=== Section Start ===

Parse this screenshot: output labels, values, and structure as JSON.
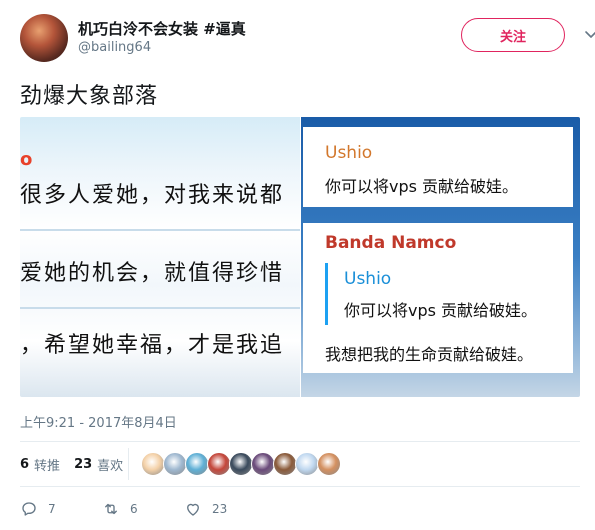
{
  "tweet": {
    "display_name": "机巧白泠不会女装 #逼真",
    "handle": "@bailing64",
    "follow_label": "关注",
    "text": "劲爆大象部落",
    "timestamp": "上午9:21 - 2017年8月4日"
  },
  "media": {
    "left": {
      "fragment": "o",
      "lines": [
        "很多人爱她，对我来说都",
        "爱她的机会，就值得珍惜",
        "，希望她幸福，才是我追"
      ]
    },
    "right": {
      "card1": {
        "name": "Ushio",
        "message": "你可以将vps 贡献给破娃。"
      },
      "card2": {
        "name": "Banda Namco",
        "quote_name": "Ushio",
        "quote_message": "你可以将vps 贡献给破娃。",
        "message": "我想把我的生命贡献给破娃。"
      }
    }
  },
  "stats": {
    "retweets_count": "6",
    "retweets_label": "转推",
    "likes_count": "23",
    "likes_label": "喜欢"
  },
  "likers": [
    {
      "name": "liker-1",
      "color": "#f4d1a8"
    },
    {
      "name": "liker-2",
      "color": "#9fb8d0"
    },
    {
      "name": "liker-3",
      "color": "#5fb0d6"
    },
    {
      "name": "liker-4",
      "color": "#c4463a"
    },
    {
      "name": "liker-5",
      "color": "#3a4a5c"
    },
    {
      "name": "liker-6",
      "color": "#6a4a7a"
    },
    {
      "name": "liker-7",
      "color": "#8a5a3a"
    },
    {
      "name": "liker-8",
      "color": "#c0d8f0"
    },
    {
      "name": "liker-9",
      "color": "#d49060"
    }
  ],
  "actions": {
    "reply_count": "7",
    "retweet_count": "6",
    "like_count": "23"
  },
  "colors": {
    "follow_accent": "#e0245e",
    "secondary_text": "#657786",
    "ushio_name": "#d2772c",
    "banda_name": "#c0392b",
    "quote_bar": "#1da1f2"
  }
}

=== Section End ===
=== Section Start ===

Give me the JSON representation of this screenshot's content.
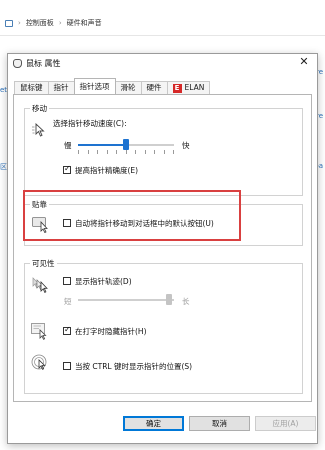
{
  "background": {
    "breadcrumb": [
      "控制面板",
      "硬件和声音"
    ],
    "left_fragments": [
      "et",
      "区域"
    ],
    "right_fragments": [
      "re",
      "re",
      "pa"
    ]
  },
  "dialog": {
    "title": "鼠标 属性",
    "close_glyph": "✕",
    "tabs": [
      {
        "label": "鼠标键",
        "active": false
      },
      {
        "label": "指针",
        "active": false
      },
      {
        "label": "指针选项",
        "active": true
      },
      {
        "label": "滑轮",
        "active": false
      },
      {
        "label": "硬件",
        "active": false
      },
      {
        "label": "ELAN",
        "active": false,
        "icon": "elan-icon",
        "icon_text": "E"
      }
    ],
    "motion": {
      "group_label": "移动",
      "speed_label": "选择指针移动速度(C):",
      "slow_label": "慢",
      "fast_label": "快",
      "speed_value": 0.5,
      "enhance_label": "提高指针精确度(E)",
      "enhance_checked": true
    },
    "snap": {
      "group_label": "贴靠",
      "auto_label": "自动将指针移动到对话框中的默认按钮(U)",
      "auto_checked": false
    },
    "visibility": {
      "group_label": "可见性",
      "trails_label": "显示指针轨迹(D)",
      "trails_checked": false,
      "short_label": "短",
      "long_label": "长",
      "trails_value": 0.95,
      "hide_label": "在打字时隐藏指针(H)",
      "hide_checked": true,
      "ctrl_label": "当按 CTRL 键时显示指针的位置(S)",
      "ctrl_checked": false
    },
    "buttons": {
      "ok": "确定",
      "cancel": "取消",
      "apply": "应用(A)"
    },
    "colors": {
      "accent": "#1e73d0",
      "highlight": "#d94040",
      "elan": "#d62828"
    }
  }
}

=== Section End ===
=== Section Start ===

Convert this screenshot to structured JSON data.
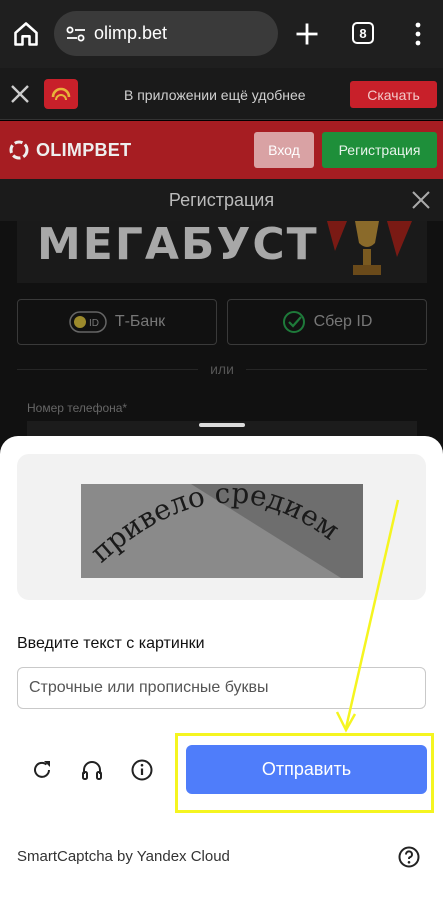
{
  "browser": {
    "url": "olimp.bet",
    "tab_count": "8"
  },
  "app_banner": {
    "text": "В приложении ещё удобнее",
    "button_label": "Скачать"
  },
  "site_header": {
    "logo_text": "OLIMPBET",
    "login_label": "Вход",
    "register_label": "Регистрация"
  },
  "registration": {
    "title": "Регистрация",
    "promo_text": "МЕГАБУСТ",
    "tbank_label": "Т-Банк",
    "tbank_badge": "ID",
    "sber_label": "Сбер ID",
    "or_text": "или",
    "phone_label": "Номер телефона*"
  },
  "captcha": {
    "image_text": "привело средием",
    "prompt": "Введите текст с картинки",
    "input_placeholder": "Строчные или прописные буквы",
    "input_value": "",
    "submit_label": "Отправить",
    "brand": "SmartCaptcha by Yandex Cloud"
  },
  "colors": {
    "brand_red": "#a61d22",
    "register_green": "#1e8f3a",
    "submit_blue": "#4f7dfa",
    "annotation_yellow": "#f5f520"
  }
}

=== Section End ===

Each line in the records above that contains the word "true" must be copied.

## Exercise output
        "active": true
      "enhance_checked": true
      "hide_checked": true,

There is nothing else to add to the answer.